▸ **Problem to solve**
Word for word, return every record.

##########

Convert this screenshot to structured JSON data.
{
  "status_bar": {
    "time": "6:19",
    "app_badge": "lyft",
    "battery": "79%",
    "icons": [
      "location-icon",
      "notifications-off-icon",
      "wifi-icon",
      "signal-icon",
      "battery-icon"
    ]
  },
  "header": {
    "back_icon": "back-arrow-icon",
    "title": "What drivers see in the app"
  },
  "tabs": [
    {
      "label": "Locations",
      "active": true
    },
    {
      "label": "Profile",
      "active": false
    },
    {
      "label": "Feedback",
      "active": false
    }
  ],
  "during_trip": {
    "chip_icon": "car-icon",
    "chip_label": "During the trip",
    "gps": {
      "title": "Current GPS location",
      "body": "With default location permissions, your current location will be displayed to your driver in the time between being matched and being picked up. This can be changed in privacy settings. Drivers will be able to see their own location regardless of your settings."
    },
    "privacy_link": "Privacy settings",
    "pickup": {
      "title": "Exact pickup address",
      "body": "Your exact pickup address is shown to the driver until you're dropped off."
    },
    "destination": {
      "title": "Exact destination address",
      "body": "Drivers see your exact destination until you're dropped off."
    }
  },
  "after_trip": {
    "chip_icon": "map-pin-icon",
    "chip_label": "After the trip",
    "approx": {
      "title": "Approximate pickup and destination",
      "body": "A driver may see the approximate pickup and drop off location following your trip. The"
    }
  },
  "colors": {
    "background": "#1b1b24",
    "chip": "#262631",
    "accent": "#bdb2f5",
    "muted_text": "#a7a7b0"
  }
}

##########

▸ **Problem solution**
Convert this screenshot to structured JSON data.
{
  "status_bar": {
    "time": "6:19",
    "app_badge": "lyft",
    "battery": "79%",
    "icons": [
      "location-icon",
      "notifications-off-icon",
      "wifi-icon",
      "signal-icon",
      "battery-icon"
    ]
  },
  "header": {
    "back_icon": "back-arrow-icon",
    "title": "What drivers see in the app"
  },
  "tabs": [
    {
      "label": "Locations",
      "active": true
    },
    {
      "label": "Profile",
      "active": false
    },
    {
      "label": "Feedback",
      "active": false
    }
  ],
  "during_trip": {
    "chip_icon": "car-icon",
    "chip_label": "During the trip",
    "gps": {
      "title": "Current GPS location",
      "body": "With default location permissions, your current location will be displayed to your driver in the time between being matched and being picked up. This can be changed in privacy settings. Drivers will be able to see their own location regardless of your settings."
    },
    "privacy_link": "Privacy settings",
    "pickup": {
      "title": "Exact pickup address",
      "body": "Your exact pickup address is shown to the driver until you're dropped off."
    },
    "destination": {
      "title": "Exact destination address",
      "body": "Drivers see your exact destination until you're dropped off."
    }
  },
  "after_trip": {
    "chip_icon": "map-pin-icon",
    "chip_label": "After the trip",
    "approx": {
      "title": "Approximate pickup and destination",
      "body": "A driver may see the approximate pickup and drop off location following your trip. The"
    }
  },
  "colors": {
    "background": "#1b1b24",
    "chip": "#262631",
    "accent": "#bdb2f5",
    "muted_text": "#a7a7b0"
  }
}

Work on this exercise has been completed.